Investors optimistic about a potential Mexican nearshoring boom have been scooping up stocks in local real estate, transport companies and banks, analysts say, in a bid to cash in on the wave of U.S businesses setting up shop over the border.
The trend has seen increasing numbers of companies move production closer to North American buyers – specifically to Mexico – and away from Asia, following supply chain snarls during the pandemic.
The trend has seen increasing numbers of companies move production closer to North American buyers – specifically to Mexico – and away from Asia, following supply chain snarls during the pandemic
Among the biggest winners on the Mexican exchange are real estate companies like Vesta (VESTA.MX), which soared 22% in the first quarter, alongside Fibra Prologis (FIBRAPL14.MX) – up 17% – and Fibra Terrafina (TERRA13.MX) – up 19%; outpacing the country’s main stock index (.MXX) 11% hike.
This pool of real estate REITs – or real estate investment trusts – own a high number of industrial parks and factories in the north which are reaching capacity thanks to an influx of manufacturing clients.
REITS are the natural beneficiary from nearshoring,” Carlos Alberto Gonzalez Taberes, an analyst at Monex, says, as high demand for industrial parks in Mexico’s north push rents – and revenues – higher.
Fibra UNO (FUNO11.MX), for instance, boasted 98% occupancy across its industrial property portfolio in the fourth quarter.
“I am very happy to say, and I would not like to sound to brag about (it), but we are in the best shape to receive whatever nearshoring throws at us,” Fibra UNO’s CEO Andre El-Mann Arazi said in its Q4 earnings call.

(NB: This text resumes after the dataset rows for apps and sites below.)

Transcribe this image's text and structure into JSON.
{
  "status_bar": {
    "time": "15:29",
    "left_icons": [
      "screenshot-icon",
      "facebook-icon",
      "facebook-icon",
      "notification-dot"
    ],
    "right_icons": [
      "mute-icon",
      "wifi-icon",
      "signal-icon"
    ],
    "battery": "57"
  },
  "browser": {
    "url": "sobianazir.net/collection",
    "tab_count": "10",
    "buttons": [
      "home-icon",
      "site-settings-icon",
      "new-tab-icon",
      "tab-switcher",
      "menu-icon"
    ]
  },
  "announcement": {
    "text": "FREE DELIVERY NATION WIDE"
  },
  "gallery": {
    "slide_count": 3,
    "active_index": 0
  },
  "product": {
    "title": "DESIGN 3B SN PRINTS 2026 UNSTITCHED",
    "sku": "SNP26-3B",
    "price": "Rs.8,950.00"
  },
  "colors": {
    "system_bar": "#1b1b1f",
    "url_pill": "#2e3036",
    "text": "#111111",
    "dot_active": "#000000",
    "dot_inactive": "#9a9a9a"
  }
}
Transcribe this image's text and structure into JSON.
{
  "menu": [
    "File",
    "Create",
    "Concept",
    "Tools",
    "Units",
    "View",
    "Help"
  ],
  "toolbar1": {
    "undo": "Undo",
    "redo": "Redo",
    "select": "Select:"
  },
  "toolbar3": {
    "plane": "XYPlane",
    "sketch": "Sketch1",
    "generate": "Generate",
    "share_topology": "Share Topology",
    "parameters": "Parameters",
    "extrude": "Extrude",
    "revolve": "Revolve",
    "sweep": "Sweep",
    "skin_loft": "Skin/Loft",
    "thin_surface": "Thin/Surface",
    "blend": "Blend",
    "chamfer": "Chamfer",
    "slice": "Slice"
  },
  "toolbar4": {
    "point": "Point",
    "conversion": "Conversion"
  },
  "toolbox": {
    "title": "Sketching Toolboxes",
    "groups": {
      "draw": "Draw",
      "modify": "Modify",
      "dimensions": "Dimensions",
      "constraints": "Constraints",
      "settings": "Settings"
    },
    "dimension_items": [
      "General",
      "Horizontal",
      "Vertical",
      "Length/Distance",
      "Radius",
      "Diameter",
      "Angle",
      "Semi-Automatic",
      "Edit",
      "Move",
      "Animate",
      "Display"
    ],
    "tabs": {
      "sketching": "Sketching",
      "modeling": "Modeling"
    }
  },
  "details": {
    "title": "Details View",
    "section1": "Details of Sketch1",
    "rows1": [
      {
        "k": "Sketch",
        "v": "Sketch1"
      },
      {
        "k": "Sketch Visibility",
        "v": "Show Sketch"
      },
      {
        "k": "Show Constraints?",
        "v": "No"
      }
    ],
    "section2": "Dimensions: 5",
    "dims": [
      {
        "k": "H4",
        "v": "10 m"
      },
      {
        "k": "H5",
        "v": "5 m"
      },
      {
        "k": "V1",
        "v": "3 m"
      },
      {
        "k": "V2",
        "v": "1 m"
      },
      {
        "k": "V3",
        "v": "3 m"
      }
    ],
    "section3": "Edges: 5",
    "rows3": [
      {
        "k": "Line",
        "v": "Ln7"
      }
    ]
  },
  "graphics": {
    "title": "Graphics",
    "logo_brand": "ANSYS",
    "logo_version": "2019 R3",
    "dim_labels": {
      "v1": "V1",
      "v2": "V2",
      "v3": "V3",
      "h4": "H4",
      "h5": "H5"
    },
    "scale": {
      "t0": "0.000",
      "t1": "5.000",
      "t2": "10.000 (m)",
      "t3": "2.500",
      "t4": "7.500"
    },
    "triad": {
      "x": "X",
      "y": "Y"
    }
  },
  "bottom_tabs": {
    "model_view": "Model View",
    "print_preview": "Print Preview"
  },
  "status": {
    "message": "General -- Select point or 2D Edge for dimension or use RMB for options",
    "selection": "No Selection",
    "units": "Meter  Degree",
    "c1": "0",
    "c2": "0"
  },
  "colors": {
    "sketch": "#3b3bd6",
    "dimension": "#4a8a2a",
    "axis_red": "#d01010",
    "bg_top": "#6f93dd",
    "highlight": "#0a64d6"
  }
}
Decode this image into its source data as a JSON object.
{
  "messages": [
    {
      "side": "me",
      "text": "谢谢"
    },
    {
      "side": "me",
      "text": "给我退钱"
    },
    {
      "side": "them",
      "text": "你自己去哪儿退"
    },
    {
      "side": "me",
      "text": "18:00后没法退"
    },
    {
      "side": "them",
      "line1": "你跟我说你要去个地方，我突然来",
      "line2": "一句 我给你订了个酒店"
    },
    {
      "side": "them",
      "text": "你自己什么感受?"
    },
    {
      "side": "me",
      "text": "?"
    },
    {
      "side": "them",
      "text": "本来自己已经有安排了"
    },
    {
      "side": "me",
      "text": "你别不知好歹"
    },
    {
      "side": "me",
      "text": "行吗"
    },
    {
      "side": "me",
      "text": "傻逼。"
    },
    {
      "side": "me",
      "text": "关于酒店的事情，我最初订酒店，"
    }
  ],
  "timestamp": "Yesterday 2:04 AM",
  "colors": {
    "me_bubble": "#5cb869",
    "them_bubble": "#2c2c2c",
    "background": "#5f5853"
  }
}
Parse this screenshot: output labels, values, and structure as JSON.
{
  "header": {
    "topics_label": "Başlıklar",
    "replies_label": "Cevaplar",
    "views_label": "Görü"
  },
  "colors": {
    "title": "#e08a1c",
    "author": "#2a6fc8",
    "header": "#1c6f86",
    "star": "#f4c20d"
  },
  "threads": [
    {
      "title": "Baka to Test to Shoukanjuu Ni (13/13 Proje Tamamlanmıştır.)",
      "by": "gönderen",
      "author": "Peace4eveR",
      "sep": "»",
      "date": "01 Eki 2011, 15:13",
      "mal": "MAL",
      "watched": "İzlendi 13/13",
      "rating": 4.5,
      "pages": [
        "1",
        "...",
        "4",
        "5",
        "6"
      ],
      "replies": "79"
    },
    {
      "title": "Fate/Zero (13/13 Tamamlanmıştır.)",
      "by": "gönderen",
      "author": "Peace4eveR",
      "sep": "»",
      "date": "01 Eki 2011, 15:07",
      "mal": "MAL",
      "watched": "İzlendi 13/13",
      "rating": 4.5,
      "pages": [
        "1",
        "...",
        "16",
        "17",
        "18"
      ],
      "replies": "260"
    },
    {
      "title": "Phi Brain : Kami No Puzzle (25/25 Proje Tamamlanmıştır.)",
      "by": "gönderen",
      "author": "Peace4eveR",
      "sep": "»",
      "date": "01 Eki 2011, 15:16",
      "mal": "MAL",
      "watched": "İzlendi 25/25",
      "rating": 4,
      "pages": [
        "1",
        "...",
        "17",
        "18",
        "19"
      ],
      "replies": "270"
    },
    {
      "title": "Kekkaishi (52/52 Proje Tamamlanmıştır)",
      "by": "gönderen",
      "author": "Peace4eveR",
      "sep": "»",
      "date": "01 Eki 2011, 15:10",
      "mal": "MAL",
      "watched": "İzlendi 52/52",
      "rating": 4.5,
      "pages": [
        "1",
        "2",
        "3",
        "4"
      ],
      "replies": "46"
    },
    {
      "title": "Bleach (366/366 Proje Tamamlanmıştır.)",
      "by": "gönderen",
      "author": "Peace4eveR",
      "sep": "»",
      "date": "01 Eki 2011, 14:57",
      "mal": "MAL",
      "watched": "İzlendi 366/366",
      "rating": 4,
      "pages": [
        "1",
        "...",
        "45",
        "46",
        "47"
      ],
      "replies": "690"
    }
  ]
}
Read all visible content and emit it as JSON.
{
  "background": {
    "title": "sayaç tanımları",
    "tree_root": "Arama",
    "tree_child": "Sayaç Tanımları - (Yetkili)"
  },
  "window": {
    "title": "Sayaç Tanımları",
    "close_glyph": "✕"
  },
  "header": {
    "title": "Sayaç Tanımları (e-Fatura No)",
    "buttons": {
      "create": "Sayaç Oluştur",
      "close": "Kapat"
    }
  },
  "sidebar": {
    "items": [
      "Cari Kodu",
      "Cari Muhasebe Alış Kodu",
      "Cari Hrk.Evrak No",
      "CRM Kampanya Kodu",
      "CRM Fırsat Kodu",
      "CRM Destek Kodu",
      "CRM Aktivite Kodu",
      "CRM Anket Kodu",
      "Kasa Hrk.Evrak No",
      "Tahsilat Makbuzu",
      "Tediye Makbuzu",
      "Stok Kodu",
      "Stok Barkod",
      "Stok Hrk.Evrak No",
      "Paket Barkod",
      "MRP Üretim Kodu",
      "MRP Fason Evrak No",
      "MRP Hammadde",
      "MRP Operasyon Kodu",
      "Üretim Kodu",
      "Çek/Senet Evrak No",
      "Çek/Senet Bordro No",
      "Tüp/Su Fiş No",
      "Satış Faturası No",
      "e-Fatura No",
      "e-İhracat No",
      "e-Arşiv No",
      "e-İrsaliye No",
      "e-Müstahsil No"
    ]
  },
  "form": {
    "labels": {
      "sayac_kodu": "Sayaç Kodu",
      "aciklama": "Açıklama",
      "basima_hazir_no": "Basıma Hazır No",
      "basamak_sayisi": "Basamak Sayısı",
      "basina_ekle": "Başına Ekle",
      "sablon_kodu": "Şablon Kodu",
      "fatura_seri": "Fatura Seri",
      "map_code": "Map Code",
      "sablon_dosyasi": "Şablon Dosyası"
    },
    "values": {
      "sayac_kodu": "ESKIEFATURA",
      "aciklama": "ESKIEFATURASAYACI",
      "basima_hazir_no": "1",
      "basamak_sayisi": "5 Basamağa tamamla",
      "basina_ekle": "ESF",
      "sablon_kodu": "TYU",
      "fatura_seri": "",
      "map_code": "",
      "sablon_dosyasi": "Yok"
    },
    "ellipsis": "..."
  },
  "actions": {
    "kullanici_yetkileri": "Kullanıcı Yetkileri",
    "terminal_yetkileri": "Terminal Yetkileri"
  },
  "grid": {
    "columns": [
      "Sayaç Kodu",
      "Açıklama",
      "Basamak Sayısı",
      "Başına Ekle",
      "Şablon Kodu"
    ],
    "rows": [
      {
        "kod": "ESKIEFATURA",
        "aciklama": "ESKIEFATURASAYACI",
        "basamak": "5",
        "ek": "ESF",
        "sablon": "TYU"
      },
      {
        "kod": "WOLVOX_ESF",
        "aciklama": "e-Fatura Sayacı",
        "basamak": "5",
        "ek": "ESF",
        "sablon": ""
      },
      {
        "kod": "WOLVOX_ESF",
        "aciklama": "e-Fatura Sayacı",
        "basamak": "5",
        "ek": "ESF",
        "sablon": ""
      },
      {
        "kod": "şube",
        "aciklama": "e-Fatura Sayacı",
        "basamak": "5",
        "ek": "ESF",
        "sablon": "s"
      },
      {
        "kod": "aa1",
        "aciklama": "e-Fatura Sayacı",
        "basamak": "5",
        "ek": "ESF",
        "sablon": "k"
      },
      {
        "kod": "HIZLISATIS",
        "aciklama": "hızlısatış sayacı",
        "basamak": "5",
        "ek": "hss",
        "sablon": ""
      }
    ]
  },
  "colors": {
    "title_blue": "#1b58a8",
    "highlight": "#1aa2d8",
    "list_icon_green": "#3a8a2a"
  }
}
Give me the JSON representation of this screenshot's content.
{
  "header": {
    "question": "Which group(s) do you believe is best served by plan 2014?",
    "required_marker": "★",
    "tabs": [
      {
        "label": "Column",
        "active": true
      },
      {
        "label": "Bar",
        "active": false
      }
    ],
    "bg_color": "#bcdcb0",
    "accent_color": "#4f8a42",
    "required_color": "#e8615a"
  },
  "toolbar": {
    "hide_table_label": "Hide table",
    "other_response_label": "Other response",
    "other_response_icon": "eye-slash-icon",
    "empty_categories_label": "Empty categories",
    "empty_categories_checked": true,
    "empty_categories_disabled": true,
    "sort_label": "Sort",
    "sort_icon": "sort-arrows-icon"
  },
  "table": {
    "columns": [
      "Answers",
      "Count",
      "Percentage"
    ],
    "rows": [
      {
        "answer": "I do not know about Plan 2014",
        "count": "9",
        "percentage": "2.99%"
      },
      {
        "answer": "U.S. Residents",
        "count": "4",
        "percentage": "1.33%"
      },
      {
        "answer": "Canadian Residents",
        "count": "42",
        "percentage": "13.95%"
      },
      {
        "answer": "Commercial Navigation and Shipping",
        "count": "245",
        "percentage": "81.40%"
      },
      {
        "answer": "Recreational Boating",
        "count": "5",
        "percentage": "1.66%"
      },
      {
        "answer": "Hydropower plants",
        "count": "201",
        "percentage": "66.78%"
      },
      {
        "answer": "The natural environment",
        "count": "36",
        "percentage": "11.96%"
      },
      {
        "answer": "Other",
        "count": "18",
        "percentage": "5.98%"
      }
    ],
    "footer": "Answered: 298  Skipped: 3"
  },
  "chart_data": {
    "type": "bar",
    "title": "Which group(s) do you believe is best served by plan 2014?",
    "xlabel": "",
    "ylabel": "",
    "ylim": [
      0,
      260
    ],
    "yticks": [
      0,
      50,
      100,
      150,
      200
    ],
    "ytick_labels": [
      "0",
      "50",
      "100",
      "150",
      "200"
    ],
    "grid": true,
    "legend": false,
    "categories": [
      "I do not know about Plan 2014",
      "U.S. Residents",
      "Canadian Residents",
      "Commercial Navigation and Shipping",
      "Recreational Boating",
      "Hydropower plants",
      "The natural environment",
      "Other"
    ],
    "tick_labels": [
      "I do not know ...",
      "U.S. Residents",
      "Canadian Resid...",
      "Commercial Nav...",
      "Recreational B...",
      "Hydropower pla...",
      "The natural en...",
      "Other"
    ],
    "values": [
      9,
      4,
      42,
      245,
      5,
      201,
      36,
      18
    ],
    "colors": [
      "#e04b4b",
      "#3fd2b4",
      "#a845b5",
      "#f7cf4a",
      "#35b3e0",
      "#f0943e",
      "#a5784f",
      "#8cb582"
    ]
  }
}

Carlos Peyrelongue, a Mexico equity analyst at Bank of America, says the REITs’ stock rally “is definitely from the nearshoring push”, given their exposure to the export industry